State the number of lines in the following data that contain the string "placeholder", and nothing else.

......

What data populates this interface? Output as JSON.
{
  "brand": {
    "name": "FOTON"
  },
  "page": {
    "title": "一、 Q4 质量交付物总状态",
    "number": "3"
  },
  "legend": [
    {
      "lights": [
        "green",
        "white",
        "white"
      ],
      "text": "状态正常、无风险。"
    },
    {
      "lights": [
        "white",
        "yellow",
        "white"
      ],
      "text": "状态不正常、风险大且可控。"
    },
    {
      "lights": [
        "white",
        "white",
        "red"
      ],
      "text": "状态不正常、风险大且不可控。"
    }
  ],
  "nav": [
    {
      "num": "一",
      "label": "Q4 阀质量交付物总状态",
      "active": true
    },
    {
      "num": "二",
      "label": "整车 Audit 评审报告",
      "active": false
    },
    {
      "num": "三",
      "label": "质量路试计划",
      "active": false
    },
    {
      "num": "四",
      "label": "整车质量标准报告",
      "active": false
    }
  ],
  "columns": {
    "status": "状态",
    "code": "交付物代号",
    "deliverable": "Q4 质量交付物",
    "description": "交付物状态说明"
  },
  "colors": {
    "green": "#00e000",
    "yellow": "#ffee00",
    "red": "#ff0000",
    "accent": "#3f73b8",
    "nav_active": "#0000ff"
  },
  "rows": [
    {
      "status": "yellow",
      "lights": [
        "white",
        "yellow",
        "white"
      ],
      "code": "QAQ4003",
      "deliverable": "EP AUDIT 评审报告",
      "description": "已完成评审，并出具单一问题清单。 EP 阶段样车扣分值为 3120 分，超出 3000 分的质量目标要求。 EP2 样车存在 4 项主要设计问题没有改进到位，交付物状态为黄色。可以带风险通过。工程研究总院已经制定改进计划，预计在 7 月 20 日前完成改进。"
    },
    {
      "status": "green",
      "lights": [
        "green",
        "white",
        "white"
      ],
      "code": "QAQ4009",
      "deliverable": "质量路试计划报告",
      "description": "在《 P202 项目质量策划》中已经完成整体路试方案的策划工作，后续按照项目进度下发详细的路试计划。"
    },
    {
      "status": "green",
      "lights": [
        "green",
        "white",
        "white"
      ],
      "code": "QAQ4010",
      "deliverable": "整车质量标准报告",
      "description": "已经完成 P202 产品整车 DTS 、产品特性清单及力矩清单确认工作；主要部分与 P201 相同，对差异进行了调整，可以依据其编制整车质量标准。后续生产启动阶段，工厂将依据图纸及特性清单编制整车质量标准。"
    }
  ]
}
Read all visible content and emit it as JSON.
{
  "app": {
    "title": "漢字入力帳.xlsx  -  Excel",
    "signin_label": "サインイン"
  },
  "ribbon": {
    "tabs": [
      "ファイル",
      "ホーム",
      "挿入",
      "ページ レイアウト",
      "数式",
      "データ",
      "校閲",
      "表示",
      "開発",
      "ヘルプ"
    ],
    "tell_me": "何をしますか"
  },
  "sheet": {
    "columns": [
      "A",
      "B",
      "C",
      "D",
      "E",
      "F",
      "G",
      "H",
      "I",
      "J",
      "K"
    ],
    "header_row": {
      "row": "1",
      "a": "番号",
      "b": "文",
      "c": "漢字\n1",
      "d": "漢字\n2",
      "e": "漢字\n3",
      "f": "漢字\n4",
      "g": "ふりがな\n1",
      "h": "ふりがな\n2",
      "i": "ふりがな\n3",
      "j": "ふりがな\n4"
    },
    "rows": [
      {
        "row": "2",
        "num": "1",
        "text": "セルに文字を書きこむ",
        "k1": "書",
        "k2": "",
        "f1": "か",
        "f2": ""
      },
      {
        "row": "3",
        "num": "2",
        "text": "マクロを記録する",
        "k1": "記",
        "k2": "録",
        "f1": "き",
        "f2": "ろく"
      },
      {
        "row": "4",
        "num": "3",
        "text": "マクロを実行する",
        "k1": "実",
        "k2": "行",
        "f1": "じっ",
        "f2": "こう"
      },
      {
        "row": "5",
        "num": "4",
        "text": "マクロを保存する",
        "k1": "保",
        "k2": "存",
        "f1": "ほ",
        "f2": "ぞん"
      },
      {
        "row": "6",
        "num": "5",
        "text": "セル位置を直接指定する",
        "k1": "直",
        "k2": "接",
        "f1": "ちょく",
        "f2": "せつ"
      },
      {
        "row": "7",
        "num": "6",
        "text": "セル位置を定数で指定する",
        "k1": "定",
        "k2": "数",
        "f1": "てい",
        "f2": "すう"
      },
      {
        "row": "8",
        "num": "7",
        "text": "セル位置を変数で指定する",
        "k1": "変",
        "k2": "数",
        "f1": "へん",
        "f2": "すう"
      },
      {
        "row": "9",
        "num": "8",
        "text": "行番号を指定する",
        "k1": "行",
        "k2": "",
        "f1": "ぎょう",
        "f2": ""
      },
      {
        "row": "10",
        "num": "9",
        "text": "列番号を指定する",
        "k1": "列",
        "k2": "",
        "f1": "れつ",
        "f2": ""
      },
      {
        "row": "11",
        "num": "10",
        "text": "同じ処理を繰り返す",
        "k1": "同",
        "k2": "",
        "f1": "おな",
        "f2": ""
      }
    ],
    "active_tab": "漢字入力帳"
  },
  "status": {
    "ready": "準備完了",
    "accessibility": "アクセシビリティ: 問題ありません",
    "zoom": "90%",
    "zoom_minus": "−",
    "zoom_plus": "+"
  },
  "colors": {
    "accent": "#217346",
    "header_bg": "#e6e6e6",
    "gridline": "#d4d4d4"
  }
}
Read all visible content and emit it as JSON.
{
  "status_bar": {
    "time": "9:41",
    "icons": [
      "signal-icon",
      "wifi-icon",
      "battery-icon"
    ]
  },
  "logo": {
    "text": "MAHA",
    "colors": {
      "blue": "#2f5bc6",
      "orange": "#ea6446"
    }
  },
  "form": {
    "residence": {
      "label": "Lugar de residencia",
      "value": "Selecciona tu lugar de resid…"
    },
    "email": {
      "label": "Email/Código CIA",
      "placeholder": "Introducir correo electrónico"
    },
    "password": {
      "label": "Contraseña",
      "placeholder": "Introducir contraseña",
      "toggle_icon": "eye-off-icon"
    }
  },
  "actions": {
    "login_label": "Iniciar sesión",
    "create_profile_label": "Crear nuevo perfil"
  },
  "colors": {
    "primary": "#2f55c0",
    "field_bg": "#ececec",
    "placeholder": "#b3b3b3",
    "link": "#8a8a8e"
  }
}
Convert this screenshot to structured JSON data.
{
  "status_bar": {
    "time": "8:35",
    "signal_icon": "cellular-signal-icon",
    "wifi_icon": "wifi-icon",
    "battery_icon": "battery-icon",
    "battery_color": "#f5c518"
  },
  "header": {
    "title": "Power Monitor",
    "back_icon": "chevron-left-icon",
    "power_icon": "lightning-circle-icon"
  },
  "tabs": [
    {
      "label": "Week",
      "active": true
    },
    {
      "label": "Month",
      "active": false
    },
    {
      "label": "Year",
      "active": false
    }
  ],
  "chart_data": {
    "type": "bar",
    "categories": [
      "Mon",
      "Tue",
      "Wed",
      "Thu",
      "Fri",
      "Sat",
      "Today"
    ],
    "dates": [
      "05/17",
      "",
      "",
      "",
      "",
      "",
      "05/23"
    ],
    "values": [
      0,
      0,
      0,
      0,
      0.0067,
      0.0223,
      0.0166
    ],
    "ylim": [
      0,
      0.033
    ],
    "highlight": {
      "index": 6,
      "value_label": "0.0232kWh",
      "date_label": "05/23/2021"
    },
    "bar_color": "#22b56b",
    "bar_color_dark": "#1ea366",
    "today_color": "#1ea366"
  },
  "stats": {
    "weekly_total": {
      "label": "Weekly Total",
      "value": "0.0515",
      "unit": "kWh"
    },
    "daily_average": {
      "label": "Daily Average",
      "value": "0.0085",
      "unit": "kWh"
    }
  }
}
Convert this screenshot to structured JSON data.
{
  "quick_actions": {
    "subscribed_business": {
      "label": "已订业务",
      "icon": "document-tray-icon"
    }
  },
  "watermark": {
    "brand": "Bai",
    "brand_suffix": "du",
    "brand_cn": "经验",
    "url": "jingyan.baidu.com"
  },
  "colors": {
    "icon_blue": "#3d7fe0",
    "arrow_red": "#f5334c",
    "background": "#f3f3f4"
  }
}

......

__REPLY TO THE TASK__.
3